report. Maybe this wasn’t a con, I thought.

“Shumaktoob?” he asked. What does

this mean?The police had used a picture

of Ziyad’s passport saved on his uncle’s

Such discouraging reports had lost their

capacity to deter Ziyad.

phone to record his information, and now

he wanted to knowwhat it said. Ivana took

the paper, narrowing her brown eyes on

the tiny font.

“It says you’re fromDamascus, Syria.

Born in 1988.” I translated into Arabic. We

stumbled our way through his descrip-

tion of the crime across three languages.

The report was accurate, Ziyad sighed.

He had recognized the thief—an Afghan

refugee—as he fled, he said. The Serbian

police explained that it would take weeks

for a judge to hear the case, and Ziyad did

not have that kind of time.

He had other concerns. “Yinfa fi

euroba?” he asked. Will this work in

Europe?These refugees were, of course,

already in Europe. But from their perspec-

tive, they had yet to arrive. Europe was a

place like Germany or Sweden. A place

where if you didn’t have a second cousin,

at least you had an Arabic-speaking com-


Serbia didn’t have that. It was some-

where to stop for a few days to rest, treat

medical ailments from the onsite doc-

tor, eat meals delivered from the back of

a truck andmaybe get a new change of


“I don’t think so,” I replied, doubt-

ing any well-meaning refugee agency in

Hungary or Germany would give a Serbian

police report much credibility, even if

they could understand it. Ivana knew a

translation and notary service a 10-minute

walk away. But it was 4:30 p.m., and Ziyad

had a ticket for a 5 p.m. bus with his uncle

and close companions to the Hungarian


We relayed the news from earlier in

the day, even though Ziyad had probably

been one of the first to know: the border

was shut after the Hungarians installed the

last section of a newwall. He smiled. Ivana

and I exchanged looks of concern, but he

wasn’t bothered. “We’ll see,” he said flatly.

Such discouraging reports had lost their

capacity to deter; Ziyad had figured out

a way past a half dozen borders in recent


I was still reflexively on guard for an

oblique appeal. Now I was puzzled. Where

was the shakedown? I decided that if he

wasn’t going to ask, I would: “Can I give

youmoney for the translation and notary?”

“Thank you,” he replied. There are two

thank-yous in Arabic. Said with a slight

nod, it means yes. Said with a slight blush,

it means no. His face turned a shade of

pink. Rejection.

We all rose from the bench. The brittle

fall day was turning to dusk. Serbs going

about their daily lives crisscrossed the

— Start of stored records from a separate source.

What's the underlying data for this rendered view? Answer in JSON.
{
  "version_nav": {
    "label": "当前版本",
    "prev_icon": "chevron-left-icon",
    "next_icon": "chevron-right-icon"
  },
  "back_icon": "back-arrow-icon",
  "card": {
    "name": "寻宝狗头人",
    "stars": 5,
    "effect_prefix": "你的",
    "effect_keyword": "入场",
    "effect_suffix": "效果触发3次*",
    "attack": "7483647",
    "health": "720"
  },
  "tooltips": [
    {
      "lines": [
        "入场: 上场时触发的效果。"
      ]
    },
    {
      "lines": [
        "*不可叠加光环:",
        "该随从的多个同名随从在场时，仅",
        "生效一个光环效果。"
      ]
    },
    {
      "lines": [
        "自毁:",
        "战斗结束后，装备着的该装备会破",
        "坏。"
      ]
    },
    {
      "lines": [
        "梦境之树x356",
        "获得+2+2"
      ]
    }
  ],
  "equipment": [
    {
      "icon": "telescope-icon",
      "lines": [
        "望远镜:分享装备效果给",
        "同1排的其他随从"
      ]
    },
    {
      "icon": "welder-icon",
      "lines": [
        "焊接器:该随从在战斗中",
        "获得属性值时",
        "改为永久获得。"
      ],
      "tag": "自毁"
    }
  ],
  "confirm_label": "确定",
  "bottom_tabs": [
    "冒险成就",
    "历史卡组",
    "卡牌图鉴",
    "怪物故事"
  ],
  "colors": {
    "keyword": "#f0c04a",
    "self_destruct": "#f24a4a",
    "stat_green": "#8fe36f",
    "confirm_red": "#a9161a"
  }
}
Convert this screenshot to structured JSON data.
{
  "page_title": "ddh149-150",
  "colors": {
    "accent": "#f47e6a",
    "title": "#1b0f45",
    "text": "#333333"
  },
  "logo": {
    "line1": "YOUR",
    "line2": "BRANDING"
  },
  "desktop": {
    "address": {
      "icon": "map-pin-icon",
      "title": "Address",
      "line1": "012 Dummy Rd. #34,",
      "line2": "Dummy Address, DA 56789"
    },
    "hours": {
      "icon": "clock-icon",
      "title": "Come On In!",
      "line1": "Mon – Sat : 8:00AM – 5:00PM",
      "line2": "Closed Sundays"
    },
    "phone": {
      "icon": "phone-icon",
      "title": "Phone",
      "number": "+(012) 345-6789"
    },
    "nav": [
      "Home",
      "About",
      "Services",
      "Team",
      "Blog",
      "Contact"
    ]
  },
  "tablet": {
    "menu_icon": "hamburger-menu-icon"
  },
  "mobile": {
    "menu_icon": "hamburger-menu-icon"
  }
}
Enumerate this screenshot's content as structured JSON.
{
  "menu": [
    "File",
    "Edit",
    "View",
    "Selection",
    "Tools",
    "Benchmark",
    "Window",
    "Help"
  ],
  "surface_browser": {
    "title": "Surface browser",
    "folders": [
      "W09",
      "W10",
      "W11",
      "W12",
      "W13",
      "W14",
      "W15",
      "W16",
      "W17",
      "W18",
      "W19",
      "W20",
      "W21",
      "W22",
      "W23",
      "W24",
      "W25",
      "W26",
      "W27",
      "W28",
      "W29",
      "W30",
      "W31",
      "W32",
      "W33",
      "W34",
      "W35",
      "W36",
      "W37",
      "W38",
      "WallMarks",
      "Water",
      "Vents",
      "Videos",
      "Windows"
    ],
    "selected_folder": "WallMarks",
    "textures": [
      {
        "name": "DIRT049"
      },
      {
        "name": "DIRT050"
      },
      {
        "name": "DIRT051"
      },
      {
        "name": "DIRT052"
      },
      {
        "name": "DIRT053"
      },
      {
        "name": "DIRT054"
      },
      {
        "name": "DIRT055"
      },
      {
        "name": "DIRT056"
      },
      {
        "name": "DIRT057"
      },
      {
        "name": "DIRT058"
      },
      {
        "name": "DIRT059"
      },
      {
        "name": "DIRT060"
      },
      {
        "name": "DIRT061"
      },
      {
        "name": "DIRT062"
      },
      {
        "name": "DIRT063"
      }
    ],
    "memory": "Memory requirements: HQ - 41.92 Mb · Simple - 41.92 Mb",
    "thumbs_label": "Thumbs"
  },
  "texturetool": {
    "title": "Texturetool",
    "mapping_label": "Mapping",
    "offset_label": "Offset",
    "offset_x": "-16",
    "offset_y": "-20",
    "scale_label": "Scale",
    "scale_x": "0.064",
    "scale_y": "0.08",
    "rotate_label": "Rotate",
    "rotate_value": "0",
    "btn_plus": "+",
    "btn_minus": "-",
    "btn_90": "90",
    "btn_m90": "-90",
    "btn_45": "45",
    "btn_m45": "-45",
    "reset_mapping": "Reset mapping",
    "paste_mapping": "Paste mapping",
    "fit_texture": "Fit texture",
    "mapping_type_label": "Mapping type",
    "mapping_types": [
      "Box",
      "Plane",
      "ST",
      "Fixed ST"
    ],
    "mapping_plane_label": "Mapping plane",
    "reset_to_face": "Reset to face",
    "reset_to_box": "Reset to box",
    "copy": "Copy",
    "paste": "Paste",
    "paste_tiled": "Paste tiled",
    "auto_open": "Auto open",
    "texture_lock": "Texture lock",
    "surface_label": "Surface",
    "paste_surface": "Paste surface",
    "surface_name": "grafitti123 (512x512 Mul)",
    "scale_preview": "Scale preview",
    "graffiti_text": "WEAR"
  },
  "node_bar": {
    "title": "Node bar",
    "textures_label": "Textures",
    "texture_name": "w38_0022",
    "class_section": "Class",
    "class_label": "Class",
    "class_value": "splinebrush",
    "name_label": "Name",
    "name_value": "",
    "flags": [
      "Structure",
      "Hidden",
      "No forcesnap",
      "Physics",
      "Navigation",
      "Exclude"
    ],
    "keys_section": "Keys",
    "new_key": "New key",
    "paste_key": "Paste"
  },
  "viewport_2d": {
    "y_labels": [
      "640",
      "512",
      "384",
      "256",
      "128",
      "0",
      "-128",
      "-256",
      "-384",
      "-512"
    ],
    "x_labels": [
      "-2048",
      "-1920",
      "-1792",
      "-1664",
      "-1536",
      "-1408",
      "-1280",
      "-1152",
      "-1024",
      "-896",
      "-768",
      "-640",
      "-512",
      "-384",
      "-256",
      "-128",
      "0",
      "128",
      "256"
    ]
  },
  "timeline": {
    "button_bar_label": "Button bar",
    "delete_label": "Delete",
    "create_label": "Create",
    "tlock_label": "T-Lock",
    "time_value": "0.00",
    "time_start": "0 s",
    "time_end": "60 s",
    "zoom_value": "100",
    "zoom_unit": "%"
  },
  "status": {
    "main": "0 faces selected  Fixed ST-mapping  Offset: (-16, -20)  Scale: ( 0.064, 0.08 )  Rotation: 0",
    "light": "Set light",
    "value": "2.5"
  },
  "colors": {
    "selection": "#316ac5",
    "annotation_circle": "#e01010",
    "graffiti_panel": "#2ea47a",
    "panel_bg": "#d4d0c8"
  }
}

park, fixing their gazes at the ground

ahead. Ziyad joined his group nearby.

Ivana and I stood in silence for a

moment. I had trouble summoning words

to express the combination of inspiration,

confusion and sadness I felt. We watched

themwalk toward the bus station, continu-

ing their precarious journey into a Europe

still uncertain how to look at them.